For Release: April 5, 2012
Contact: Caneta Hankins, Center for Historic Preservation, 615-898-2947
DICKSON COUNTY FARM JOINS RANKS OF STATE’S CENTURY FARMS PROGRAM
Williams Farm Recognized for Agricultural Contributions
MURFREESBORO — Williams Farm, located in Dickson County, has been designated as a Tennessee Century Farm, reports Caneta S. Hankins, director of the Century Farms Program at the Center for Historic Preservation at MTSU.
The Century Farms Program recognizes the contributions of Tennessee residents who have owned and kept family land in continuous agricultural production for at least 100 years.
In 1907, Lennie Christopher Williams established a farm in the Stoney Point community of Dickson County west of Vanleer. He purchased more than 46 acres that year, and, in 1912, he purchased an additional 28½ acres. He raised dark-fired tobacco, corn, hay, oxen, mules, hogs, chickens and vegetables on his farm, and he also grew timber. Lennie owned an ax handle mill in the 1920s, which was run by a steam engine, and, in the 1930s, he bought a sawmill. Married to Mellie Milam Williams, they were the parents of four children: Johnny C., Jessie W., Mary Anice, and Wilton.
After Lennie’s death in 1941, Mellie inherited the farm. She continued to manage the farm and operate the sawmill with the help of her three sons. When Mellie died in 1955, the four siblings inherited this farm, as well as other properties in Houston County.
In 1956, Wilton Williams and his wife, Tennie Mae Waynick, purchased the farm, the properties in Houston County, and a tractor from his brothers and sister. The family raised dark-fired and burley tobacco on the farm, as well as corn, hay, timber, mules, hogs, goats, chickens and vegetables. Wilton continued to work the farm until he became ill at the age of 80. His wife, Tennie Mae, was a member of the Home Demonstration Club for many years. Wilton and Tennie were the parents of three children, Patsy, Jimmy and Donna. All three children were 4-H members. Three generations of the family have been members of the Farm Bureau.

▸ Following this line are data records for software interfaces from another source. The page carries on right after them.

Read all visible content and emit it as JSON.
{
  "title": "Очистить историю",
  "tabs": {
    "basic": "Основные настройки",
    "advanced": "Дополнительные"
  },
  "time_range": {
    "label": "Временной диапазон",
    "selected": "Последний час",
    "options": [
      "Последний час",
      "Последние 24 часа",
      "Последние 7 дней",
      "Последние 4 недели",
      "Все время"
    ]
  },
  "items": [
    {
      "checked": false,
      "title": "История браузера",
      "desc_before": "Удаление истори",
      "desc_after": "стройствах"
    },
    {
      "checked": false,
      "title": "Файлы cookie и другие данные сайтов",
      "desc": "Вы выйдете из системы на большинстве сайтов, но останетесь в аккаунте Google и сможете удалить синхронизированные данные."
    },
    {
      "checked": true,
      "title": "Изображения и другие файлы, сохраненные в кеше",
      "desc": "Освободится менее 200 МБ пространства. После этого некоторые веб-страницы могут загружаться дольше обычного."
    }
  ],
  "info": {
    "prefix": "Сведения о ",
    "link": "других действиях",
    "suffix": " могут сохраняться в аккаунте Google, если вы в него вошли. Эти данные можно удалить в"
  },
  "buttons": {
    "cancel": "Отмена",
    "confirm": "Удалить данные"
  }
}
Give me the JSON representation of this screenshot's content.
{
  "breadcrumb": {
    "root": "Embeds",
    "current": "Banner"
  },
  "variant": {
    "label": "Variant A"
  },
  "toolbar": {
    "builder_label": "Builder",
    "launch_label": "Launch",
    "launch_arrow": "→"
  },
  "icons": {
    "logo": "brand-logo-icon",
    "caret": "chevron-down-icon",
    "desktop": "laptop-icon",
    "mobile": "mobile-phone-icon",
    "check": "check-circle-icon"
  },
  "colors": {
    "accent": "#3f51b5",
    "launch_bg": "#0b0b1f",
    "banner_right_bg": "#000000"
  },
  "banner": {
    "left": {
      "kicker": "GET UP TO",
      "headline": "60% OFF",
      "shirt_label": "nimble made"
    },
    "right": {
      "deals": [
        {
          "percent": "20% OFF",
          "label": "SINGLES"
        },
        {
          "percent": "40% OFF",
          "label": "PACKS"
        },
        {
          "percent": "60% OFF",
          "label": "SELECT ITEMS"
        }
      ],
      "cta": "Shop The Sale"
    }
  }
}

After Wilton’s death in 2006, Tennie Mae inherited the farm. She lives in the original farmhouse where the tobacco and hay crops are leased. Tennie continues to keep the house and the yard and remains involved and interested in the farm’s operations. Her daughter, Patsy Williams Halliburton, compiled the application for the Williams Farm, an important part of the history of the Stoney Point community for more than 100 years.
Since 1984, the Center for Historic Preservation at MTSU has been a leader in the important work of documenting Tennessee’s agricultural heritage and history through the Tennessee Century Farms Program.
For more information about the Century Farms Program, please visit www.tncenturyfarms.org. The Center for Historic Preservation also may be contacted at Box 80, MTSU, Murfreesboro, Tenn., 37132 or 615-898-2947.
• ATTENTION, MEDIA: To interview the farm’s owner or request jpegs of the farm for editorial use, please contact the CHP at 615-898-2947.
Celebrating its 100th anniversary and faithful to its roots as a teachers' college, MTSU continues as a top producer of teachers in Tennessee. Pride, Tradition and Excellence are the cornerstones of "Tennessee’s Best"! For MTSU news and information anytime, visit www.mtsunews.com.